Work request = Of all the lines in the records below, copy only those that contain the string "comment".

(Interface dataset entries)
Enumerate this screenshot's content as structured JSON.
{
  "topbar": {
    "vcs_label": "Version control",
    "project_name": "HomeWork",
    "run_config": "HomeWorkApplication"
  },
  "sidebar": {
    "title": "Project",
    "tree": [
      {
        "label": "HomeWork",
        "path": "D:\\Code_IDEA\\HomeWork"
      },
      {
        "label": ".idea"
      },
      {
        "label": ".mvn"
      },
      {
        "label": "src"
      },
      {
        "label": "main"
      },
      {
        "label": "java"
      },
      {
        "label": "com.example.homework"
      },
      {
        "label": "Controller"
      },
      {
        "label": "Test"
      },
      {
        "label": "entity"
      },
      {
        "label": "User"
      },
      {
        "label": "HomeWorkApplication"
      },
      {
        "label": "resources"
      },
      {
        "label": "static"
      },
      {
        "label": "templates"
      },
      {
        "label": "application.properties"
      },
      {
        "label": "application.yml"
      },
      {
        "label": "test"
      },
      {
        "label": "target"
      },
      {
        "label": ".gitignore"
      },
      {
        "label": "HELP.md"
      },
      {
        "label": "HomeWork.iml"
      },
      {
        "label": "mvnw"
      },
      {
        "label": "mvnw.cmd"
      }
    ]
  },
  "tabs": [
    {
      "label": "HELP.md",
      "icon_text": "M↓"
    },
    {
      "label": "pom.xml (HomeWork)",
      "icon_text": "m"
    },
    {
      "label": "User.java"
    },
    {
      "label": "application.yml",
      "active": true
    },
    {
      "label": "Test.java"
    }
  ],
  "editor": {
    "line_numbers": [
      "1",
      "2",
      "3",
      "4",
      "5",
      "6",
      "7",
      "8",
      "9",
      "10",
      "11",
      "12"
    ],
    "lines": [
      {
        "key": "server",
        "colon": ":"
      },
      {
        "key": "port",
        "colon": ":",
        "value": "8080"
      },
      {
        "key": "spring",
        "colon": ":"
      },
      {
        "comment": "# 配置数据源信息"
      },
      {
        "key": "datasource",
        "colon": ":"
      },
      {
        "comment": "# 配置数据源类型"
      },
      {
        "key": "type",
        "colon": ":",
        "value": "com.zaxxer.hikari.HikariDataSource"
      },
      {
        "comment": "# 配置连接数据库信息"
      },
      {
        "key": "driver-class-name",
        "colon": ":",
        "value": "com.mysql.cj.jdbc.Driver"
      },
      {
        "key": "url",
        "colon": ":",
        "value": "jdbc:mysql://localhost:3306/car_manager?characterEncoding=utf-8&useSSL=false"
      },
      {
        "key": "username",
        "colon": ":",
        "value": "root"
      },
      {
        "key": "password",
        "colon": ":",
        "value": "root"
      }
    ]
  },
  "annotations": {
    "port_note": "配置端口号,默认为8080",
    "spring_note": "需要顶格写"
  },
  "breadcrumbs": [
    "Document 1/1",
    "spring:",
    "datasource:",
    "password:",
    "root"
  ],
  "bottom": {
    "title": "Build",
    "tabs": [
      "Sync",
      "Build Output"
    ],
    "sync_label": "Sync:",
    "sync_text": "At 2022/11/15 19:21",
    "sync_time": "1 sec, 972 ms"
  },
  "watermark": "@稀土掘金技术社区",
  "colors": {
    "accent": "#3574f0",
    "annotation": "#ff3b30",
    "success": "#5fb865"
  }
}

Answer section =
        "comment": "# 配置数据源信息"
        "comment": "# 配置数据源类型"
        "comment": "# 配置连接数据库信息"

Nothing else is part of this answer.